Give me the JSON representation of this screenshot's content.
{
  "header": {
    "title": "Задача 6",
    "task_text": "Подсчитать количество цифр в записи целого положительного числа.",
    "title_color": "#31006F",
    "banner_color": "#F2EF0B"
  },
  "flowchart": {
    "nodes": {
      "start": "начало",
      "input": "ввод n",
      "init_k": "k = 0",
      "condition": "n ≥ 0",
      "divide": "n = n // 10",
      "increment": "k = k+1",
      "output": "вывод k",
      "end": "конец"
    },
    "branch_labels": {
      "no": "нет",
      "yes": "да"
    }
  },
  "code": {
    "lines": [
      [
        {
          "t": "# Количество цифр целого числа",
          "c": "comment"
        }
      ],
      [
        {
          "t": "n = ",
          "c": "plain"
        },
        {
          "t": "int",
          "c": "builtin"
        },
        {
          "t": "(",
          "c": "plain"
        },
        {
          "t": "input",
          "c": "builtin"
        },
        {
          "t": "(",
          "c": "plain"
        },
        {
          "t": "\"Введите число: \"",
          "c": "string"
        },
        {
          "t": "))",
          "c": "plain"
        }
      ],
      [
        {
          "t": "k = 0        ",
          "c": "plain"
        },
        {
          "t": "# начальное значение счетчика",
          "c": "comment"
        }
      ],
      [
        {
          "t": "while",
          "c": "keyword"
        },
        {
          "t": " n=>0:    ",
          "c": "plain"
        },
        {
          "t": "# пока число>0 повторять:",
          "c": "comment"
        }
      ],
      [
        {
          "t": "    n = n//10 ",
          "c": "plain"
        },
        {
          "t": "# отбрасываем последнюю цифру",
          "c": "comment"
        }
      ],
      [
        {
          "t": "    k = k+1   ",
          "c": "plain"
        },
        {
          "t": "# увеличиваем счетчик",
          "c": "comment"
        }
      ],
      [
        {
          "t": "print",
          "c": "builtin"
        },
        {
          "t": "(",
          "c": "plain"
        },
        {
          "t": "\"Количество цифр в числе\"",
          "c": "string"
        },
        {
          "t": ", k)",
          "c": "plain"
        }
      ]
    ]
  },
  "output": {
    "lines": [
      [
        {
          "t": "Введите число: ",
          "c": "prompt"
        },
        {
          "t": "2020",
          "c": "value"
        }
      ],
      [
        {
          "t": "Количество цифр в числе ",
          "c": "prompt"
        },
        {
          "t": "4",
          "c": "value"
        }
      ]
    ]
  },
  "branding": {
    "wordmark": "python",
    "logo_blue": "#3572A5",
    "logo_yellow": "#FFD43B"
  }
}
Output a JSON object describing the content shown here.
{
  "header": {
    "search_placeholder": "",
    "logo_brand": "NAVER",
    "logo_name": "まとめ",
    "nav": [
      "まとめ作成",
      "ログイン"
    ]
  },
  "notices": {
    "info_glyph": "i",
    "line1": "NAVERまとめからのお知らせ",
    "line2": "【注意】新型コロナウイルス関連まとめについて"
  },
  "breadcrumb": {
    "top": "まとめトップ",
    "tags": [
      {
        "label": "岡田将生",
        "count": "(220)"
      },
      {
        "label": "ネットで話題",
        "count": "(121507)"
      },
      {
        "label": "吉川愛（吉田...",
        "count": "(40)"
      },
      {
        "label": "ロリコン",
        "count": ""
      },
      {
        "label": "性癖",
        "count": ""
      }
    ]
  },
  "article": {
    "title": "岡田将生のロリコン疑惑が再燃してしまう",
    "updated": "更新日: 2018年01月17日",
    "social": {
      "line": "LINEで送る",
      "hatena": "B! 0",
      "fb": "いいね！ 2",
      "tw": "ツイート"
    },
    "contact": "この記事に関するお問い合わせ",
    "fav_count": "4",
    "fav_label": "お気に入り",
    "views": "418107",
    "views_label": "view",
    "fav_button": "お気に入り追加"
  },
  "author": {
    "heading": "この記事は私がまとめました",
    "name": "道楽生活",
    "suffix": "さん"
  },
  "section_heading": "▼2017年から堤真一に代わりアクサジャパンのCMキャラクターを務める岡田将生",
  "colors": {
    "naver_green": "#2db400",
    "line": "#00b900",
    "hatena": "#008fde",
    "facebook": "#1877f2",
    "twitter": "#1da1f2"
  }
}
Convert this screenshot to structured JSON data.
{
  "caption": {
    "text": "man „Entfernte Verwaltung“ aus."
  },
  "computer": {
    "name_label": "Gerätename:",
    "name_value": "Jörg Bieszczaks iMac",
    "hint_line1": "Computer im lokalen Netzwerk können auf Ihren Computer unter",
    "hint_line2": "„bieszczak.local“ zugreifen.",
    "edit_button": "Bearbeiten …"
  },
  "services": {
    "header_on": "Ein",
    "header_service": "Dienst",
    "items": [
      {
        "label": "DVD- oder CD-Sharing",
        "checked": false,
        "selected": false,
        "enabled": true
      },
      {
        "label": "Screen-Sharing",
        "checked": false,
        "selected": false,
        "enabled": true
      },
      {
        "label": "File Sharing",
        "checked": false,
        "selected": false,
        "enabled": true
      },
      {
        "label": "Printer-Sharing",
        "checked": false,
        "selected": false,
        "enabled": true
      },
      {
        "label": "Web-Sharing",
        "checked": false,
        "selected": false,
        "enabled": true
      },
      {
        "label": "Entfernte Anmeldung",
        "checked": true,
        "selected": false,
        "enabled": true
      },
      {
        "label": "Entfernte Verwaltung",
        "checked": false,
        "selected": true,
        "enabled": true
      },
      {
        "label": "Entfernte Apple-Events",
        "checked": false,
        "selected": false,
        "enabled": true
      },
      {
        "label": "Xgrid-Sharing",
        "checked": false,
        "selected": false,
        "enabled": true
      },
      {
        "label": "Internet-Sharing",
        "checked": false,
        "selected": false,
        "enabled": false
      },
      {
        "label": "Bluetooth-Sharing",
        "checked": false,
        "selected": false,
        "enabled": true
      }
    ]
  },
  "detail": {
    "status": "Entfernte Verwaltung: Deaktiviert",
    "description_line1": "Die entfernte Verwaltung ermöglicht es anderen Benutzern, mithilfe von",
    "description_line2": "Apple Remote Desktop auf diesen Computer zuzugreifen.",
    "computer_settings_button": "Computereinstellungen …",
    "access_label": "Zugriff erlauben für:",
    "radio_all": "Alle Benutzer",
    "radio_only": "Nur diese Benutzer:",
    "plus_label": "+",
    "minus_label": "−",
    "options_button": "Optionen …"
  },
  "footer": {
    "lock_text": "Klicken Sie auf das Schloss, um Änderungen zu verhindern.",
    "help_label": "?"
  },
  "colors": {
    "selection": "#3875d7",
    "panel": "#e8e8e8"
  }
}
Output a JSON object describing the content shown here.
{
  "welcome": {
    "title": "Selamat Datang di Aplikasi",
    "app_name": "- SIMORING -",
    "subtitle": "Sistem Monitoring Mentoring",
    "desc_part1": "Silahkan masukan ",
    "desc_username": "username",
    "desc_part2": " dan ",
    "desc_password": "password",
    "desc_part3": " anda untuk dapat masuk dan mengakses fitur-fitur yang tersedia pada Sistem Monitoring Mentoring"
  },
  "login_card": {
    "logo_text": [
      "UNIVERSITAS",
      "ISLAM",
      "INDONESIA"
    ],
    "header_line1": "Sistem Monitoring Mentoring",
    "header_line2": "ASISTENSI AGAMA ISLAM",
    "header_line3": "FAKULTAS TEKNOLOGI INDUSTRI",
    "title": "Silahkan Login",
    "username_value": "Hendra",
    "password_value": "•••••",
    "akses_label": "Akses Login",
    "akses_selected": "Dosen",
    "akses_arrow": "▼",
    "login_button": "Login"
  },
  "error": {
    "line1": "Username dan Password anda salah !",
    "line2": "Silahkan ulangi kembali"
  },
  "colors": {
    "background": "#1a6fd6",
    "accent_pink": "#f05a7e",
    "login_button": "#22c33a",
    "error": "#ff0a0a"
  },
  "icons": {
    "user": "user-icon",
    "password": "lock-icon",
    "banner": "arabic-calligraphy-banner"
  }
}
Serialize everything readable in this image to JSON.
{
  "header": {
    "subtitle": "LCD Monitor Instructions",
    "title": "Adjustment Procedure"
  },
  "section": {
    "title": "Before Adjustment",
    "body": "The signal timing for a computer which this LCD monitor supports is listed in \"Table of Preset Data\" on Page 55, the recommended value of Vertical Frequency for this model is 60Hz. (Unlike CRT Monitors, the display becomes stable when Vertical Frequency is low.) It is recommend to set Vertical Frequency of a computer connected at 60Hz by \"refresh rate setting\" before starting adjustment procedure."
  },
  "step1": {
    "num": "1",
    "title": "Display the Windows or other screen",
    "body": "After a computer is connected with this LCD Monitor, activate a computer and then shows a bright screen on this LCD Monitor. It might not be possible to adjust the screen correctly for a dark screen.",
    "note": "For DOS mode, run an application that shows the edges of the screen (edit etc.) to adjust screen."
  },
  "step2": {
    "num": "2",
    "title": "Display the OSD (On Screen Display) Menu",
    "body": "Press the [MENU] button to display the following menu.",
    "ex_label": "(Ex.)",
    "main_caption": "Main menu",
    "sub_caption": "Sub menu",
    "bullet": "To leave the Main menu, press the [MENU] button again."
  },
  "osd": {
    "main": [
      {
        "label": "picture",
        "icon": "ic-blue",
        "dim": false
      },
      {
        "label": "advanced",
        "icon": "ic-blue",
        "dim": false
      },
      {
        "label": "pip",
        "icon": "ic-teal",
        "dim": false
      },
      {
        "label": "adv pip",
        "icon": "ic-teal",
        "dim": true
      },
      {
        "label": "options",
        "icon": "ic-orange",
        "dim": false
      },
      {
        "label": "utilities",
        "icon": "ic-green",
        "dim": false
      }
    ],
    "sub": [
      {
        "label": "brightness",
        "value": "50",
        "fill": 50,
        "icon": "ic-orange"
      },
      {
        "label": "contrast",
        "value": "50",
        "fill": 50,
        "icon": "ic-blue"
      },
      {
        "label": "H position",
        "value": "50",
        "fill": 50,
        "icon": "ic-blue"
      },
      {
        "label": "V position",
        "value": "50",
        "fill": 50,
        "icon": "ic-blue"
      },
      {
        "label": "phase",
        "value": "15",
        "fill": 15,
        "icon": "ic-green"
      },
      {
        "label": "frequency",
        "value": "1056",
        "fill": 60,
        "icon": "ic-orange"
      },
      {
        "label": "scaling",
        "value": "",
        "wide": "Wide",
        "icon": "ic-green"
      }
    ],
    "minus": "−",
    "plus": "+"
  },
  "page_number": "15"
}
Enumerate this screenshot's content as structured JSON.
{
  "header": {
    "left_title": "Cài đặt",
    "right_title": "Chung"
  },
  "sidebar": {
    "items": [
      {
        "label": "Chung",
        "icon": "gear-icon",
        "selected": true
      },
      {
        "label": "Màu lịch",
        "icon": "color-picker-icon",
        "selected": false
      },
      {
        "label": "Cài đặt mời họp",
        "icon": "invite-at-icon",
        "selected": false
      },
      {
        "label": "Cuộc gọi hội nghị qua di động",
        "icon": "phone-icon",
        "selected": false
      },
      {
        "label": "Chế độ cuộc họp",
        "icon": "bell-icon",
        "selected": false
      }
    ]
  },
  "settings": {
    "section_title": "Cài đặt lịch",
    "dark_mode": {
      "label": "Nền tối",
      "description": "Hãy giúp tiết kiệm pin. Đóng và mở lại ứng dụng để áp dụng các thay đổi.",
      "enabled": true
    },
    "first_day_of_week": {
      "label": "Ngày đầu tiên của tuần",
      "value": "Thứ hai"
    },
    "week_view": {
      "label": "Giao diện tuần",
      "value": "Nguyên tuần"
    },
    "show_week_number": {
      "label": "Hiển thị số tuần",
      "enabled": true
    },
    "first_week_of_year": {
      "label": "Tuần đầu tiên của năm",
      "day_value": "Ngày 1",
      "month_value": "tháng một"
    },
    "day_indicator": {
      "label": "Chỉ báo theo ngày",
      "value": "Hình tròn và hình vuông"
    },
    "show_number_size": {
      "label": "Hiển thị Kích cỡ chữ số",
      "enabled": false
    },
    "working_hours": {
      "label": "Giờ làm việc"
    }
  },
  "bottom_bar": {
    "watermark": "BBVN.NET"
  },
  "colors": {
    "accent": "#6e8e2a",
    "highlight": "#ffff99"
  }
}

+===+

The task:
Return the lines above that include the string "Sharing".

Written response:
        "label": "DVD- oder CD-Sharing",
        "label": "Screen-Sharing",
        "label": "File Sharing",
        "label": "Printer-Sharing",
        "label": "Web-Sharing",
        "label": "Xgrid-Sharing",
        "label": "Internet-Sharing",
        "label": "Bluetooth-Sharing",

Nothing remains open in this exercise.